USGS - science for a changing world

St. Petersburg Coastal and Marine Science Center

St. Petersburg Coastal and Marine Science Center > Coastal Change Hazards: Hurricanes and Extreme Storms > Hurricane Gustav

Coastal Change Hazards: Hurricanes and Extreme Storms

Hurricane Gustav

Pre- and Post-Storm 3D Lidar Topography: Dauphin Island

Airborne lidar surveys of post-storm topography were collected September 5 – 8, 2008, on the barrier-island coasts of Louisiana, Mississippi, and Alabama that were impacted by Hurricane Gustav. Comparisons of the elevation data to lidar surveys collected before the storm are used to characterize the nature, magnitude, and spatial variability of hurricane-induced coastal changes, such as beach erosion, overwash deposition, and island breaching.

The central portion of Dauphin Island, AL, located over 270 km (168 mi) from hurricane landfall, experienced overwash as waves and surge transported sand across the island. Comparisons between the June 2007 and post-Gustav lidar surveys (bottom figure) reveal erosion along the Gulf-front beaches and deposition of sand inland.

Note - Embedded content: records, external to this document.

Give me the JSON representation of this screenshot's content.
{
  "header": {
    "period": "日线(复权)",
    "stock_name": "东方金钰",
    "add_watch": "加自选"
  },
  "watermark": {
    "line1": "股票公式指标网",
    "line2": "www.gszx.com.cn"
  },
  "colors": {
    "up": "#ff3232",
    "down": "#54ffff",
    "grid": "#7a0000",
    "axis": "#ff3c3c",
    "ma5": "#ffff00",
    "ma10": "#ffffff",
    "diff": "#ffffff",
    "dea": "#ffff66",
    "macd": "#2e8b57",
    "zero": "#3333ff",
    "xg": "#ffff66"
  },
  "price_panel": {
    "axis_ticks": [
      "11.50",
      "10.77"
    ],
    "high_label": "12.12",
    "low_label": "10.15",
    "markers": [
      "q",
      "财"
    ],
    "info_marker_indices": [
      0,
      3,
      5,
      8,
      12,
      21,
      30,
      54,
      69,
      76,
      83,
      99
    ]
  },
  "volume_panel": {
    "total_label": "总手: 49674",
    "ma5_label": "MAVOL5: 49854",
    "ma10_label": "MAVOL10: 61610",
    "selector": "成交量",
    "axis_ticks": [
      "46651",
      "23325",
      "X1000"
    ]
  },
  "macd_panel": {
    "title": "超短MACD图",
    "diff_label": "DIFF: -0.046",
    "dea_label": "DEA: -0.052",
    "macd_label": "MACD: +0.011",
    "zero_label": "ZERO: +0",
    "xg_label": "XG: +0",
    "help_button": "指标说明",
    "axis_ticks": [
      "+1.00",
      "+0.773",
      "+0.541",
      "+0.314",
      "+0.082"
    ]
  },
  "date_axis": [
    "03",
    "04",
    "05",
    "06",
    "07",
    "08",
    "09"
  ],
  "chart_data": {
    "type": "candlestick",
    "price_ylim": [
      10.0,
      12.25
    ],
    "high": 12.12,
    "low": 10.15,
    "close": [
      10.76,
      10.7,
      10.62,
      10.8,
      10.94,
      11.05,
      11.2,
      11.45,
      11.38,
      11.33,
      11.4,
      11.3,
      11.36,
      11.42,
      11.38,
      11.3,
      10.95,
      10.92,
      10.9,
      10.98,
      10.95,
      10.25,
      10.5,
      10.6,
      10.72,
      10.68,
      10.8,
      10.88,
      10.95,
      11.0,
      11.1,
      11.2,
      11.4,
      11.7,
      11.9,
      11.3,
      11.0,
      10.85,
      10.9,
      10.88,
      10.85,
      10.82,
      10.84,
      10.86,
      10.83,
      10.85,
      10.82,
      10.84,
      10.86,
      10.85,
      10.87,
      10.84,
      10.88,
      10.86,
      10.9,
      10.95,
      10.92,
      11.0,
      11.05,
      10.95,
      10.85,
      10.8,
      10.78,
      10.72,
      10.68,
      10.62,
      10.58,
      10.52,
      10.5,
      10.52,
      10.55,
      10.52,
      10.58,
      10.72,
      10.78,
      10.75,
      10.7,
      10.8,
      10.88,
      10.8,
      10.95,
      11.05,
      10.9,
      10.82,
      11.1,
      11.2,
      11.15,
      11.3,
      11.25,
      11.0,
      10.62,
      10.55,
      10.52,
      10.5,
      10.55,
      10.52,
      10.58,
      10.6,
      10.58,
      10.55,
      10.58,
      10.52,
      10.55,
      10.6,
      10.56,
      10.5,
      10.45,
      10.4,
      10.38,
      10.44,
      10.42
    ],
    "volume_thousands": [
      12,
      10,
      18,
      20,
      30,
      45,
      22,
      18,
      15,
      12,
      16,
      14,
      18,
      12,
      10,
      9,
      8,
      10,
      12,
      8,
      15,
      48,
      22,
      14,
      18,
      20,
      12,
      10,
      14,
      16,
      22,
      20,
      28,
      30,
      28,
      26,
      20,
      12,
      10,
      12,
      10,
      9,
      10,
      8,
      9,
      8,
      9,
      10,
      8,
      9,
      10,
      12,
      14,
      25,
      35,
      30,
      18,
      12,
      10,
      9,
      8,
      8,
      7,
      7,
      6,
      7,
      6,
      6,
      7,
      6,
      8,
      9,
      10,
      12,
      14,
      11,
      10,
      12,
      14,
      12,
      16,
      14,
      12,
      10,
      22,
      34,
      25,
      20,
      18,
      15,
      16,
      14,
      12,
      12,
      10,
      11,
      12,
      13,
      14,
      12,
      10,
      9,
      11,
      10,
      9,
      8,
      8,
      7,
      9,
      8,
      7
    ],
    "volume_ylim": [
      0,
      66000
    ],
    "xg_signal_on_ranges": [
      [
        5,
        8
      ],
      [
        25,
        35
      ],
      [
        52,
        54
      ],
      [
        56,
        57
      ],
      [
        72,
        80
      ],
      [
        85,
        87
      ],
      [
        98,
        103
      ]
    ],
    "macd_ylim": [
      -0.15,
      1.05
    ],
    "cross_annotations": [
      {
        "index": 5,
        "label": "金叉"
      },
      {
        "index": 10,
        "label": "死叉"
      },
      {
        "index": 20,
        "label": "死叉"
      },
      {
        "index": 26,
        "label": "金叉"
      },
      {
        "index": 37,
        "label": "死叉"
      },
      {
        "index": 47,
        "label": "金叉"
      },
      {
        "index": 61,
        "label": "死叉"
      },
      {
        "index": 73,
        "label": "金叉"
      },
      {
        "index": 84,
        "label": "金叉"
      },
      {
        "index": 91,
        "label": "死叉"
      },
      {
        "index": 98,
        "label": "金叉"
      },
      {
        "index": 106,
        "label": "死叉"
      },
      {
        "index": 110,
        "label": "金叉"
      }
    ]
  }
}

Three-dimensional view of lidar-based topography measured in June 2007 and on September 8, 2008.
Dauphin Island, AL, 2007 and 2008. Three-dimensional view of lidar-based topography measured in June 2007 and on September 8, 2008. Blue represents elevations below mean high water. Lower elevations are represented by brown shades; higher elevations are greens and reds. The view is looking west along the island with the Gulf of Mexico to left. In the 2007 image, a 3.5-m (~11-ft) emergency berm that was built after Hurricane Katrina (2005) is seen in green on the Gulf-side of the island. In the 2008 image, the emergency berm is conspicuously absent. [larger versions: 2007 image | 2008 image]

Three-dimensional view of lidar-based topography measured in June 2007 on Dauphin Island
Dauphin Island, AL, 2008. Three-dimensional view of changes in island elevation between June 2007 and September 8, 2008. Red indicates areas of elevation loss (erosion) and green indicates areas of elevation gain (accretion). The view is looking west along the island with the Gulf of Mexico to left. The emergency berm built after Hurricane Katrina was completely eroded, and sand was deposited inland. Overwash along the road was cleared prior to the lidar flight. Piles of cleared sand are seen in green along the north side of the road. The patches of red and green on the houses are an artifact of data processing. Large green rectangles on the ground are locations of houses built since Hurricane Katrina. [larger version]

Note: The results presented here are considered preliminary and have not been thoroughly reviewed or edited. They are based on preliminary data that may be updated as the survey accuracy improves in future processing steps such as application of the precise ephemeris for GPS satellites, offset checks using ground control surveys, checks for laser calibration and mounting errors, and full application of data quality control, assurance and editing procedures.


Related links:

Coastal and Nearshore Mapping with Scanning Airborne Laser (Lidar)
USGS

St. Petersburg Coastal and Marine Science Center > Coastal Change Hazards: Hurricanes and Extreme Storms > Hurricane Gustav

Accessibility FOIA Privacy Policies and Notices

Take Pride in America logo FirstGov logo U.S. Department of the Interior | U.S. Geological Survey
URL: http://coastal.er.usgs.gov/hurricanes/gustav/lidar/index.html
Page Contact Information: Feedback
Page Last Modified: April 15, 2014 @ 01:01 PM (JSS)